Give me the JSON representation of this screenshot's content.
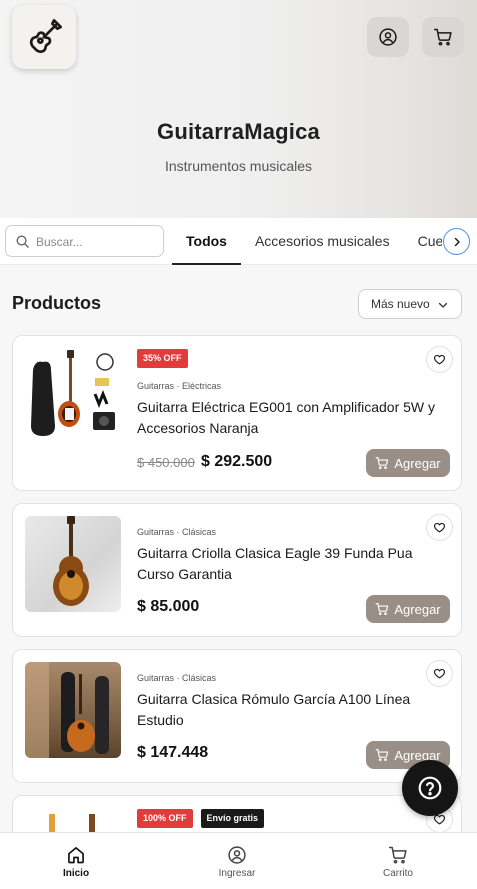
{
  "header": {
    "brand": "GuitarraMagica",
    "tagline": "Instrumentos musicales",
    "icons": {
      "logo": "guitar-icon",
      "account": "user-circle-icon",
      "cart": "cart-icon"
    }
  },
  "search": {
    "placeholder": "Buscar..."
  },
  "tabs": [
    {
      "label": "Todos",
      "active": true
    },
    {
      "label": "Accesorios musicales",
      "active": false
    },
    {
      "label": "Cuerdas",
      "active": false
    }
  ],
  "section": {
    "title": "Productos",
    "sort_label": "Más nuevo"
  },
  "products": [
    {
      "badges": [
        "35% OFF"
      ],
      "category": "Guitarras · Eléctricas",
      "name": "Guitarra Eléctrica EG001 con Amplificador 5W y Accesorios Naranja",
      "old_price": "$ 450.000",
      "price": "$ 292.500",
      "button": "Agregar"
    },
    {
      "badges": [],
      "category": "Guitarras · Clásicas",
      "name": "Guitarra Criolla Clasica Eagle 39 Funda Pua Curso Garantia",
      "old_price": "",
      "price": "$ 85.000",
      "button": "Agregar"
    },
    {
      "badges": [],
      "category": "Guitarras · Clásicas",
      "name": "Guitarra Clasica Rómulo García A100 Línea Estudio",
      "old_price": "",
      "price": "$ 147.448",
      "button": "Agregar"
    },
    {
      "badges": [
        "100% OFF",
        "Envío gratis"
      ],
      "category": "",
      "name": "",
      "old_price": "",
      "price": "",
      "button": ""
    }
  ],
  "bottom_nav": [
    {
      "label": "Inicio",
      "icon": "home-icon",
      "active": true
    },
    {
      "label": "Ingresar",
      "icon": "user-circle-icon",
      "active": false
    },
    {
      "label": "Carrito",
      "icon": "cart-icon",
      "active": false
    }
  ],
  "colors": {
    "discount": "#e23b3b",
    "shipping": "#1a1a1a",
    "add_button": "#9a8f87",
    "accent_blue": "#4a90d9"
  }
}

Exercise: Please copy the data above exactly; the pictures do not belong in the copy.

Result of this task:
Give me the JSON representation of this screenshot's content.
{
  "header": {
    "brand": "GuitarraMagica",
    "tagline": "Instrumentos musicales",
    "icons": {
      "logo": "guitar-icon",
      "account": "user-circle-icon",
      "cart": "cart-icon"
    }
  },
  "search": {
    "placeholder": "Buscar..."
  },
  "tabs": [
    {
      "label": "Todos",
      "active": true
    },
    {
      "label": "Accesorios musicales",
      "active": false
    },
    {
      "label": "Cuerdas",
      "active": false
    }
  ],
  "section": {
    "title": "Productos",
    "sort_label": "Más nuevo"
  },
  "products": [
    {
      "badges": [
        "35% OFF"
      ],
      "category": "Guitarras · Eléctricas",
      "name": "Guitarra Eléctrica EG001 con Amplificador 5W y Accesorios Naranja",
      "old_price": "$ 450.000",
      "price": "$ 292.500",
      "button": "Agregar"
    },
    {
      "badges": [],
      "category": "Guitarras · Clásicas",
      "name": "Guitarra Criolla Clasica Eagle 39 Funda Pua Curso Garantia",
      "old_price": "",
      "price": "$ 85.000",
      "button": "Agregar"
    },
    {
      "badges": [],
      "category": "Guitarras · Clásicas",
      "name": "Guitarra Clasica Rómulo García A100 Línea Estudio",
      "old_price": "",
      "price": "$ 147.448",
      "button": "Agregar"
    },
    {
      "badges": [
        "100% OFF",
        "Envío gratis"
      ],
      "category": "",
      "name": "",
      "old_price": "",
      "price": "",
      "button": ""
    }
  ],
  "bottom_nav": [
    {
      "label": "Inicio",
      "icon": "home-icon",
      "active": true
    },
    {
      "label": "Ingresar",
      "icon": "user-circle-icon",
      "active": false
    },
    {
      "label": "Carrito",
      "icon": "cart-icon",
      "active": false
    }
  ],
  "colors": {
    "discount": "#e23b3b",
    "shipping": "#1a1a1a",
    "add_button": "#9a8f87",
    "accent_blue": "#4a90d9"
  }
}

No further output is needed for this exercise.